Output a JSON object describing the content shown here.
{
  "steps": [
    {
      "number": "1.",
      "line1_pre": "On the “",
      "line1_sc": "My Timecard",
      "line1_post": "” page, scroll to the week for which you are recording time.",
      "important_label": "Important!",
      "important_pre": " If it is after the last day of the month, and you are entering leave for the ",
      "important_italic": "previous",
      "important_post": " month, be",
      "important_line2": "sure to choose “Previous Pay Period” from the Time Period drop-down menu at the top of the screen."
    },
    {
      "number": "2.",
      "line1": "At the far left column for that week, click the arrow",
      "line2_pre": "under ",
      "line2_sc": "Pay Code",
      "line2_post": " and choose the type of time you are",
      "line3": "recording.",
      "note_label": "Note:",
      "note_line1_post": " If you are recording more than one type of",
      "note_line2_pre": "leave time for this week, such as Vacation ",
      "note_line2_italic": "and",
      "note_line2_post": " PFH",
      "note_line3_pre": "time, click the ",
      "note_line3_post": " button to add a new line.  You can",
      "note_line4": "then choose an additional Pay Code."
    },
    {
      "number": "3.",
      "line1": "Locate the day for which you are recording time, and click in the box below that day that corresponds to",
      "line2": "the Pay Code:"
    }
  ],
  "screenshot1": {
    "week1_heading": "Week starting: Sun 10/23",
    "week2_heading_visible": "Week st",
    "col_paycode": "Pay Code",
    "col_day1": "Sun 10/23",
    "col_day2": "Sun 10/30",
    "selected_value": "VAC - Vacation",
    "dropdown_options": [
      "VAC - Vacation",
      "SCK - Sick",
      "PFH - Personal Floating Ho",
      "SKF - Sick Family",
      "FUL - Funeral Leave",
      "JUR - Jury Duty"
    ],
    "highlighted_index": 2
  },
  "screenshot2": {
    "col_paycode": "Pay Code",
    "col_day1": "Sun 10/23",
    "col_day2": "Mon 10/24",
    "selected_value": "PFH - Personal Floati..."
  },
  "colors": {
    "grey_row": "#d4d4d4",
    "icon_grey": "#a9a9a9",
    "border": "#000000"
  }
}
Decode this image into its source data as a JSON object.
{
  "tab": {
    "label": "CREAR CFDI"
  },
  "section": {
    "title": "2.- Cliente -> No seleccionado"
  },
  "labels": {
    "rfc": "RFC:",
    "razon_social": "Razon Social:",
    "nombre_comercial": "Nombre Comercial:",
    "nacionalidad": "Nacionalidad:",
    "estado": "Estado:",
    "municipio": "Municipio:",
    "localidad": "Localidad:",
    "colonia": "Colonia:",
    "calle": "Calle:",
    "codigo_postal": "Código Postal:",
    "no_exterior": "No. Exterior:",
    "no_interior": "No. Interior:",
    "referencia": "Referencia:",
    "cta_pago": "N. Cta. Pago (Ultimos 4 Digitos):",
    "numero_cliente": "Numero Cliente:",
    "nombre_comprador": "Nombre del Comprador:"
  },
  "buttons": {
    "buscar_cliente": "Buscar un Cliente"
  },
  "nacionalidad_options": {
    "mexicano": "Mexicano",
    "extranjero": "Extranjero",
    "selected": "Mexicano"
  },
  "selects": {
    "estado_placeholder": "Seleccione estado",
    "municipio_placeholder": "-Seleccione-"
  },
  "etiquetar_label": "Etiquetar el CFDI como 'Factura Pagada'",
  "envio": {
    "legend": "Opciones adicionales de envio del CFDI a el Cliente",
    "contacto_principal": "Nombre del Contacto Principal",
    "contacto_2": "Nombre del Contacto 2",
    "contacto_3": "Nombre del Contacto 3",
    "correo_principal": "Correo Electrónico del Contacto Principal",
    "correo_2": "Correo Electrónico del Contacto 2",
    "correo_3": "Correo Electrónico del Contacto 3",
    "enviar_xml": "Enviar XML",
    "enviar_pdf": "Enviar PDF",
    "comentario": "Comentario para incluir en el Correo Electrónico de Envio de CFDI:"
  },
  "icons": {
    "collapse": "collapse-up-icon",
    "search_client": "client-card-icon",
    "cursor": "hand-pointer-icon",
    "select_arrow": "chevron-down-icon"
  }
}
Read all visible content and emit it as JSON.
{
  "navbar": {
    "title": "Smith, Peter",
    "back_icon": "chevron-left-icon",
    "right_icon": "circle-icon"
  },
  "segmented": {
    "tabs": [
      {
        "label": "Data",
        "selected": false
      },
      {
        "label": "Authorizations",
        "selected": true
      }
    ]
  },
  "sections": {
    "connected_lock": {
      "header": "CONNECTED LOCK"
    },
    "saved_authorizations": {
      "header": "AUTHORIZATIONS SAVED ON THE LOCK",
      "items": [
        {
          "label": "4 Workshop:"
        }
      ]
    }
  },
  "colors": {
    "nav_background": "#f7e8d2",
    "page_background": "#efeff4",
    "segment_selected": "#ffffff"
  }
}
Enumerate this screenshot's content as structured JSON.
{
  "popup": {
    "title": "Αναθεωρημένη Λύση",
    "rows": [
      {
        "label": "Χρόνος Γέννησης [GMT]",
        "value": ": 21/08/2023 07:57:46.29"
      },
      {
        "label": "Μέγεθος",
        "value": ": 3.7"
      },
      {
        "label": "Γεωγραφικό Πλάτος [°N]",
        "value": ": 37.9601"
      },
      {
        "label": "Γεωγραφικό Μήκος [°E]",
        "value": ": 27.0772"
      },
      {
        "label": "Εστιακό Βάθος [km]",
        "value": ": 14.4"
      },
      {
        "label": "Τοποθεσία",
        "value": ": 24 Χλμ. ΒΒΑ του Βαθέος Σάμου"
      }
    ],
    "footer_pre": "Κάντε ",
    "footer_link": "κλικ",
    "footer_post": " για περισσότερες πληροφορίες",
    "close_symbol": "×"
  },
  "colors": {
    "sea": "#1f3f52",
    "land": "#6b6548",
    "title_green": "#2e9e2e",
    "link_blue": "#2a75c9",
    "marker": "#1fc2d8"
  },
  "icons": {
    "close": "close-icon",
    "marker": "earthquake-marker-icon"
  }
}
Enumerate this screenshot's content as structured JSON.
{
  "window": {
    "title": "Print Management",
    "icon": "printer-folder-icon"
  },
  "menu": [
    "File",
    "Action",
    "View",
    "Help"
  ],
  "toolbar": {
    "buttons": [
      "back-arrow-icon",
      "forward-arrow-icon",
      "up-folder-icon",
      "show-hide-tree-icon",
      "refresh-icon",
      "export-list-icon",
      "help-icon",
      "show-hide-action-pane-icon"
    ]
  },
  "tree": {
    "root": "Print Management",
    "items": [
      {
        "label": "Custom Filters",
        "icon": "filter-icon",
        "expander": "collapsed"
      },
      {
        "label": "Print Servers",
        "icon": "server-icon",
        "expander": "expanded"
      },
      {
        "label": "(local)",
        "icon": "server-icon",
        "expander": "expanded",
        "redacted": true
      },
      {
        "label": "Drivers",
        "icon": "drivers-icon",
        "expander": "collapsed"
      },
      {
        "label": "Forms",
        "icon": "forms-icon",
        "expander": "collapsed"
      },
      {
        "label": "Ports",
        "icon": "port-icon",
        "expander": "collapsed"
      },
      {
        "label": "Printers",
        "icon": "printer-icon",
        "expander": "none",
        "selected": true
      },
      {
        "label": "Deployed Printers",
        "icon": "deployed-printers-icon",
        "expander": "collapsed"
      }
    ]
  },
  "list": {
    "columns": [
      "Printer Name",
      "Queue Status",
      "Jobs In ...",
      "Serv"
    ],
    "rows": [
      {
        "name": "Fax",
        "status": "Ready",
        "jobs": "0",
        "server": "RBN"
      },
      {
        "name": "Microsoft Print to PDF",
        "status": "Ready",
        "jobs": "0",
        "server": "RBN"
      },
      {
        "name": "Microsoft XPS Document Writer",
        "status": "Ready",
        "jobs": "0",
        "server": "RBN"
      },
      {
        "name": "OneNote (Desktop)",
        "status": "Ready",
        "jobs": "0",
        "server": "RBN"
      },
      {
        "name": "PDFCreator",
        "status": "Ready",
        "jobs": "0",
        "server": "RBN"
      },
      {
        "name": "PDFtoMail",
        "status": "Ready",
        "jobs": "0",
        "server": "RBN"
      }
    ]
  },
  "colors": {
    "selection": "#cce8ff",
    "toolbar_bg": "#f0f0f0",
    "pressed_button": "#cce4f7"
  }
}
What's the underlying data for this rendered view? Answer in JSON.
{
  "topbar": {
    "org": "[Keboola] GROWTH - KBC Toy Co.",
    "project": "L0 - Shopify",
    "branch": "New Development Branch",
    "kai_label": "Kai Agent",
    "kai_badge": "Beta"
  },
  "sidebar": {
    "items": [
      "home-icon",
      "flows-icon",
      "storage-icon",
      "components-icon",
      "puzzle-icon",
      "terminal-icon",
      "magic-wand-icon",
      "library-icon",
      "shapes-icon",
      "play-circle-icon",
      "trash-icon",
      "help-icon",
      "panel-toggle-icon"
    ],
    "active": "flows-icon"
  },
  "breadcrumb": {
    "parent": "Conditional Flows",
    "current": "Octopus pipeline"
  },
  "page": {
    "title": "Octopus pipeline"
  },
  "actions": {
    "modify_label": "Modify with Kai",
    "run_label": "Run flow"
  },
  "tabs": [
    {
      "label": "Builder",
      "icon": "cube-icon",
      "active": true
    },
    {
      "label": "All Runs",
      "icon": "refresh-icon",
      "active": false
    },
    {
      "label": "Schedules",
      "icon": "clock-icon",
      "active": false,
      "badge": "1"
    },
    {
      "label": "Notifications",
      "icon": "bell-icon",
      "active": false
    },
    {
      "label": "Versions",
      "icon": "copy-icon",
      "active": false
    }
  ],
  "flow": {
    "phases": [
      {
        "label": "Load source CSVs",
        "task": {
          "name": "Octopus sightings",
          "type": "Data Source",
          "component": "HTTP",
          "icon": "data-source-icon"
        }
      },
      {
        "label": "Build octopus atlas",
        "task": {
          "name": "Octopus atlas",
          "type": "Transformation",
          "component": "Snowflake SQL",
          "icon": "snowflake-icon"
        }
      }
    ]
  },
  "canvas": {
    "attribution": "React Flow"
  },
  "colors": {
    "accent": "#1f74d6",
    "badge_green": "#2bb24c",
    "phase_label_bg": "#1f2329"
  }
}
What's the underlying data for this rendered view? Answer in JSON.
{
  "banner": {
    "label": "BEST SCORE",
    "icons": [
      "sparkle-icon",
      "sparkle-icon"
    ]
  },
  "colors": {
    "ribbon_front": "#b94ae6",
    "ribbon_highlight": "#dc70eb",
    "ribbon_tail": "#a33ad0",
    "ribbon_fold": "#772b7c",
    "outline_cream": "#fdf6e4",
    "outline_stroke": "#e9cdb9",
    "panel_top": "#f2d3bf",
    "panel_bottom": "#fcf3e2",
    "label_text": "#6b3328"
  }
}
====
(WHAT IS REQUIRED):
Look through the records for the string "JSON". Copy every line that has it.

(EXERCISE RESULT):
Output a JSON object describing the content shown here.
Decode this image into its source data as a JSON object.
Read all visible content and emit it as JSON.
Enumerate this screenshot's content as structured JSON.
Enumerate this screenshot's content as structured JSON.
What's the underlying data for this rendered view? Answer in JSON.
What's the underlying data for this rendered view? Answer in JSON.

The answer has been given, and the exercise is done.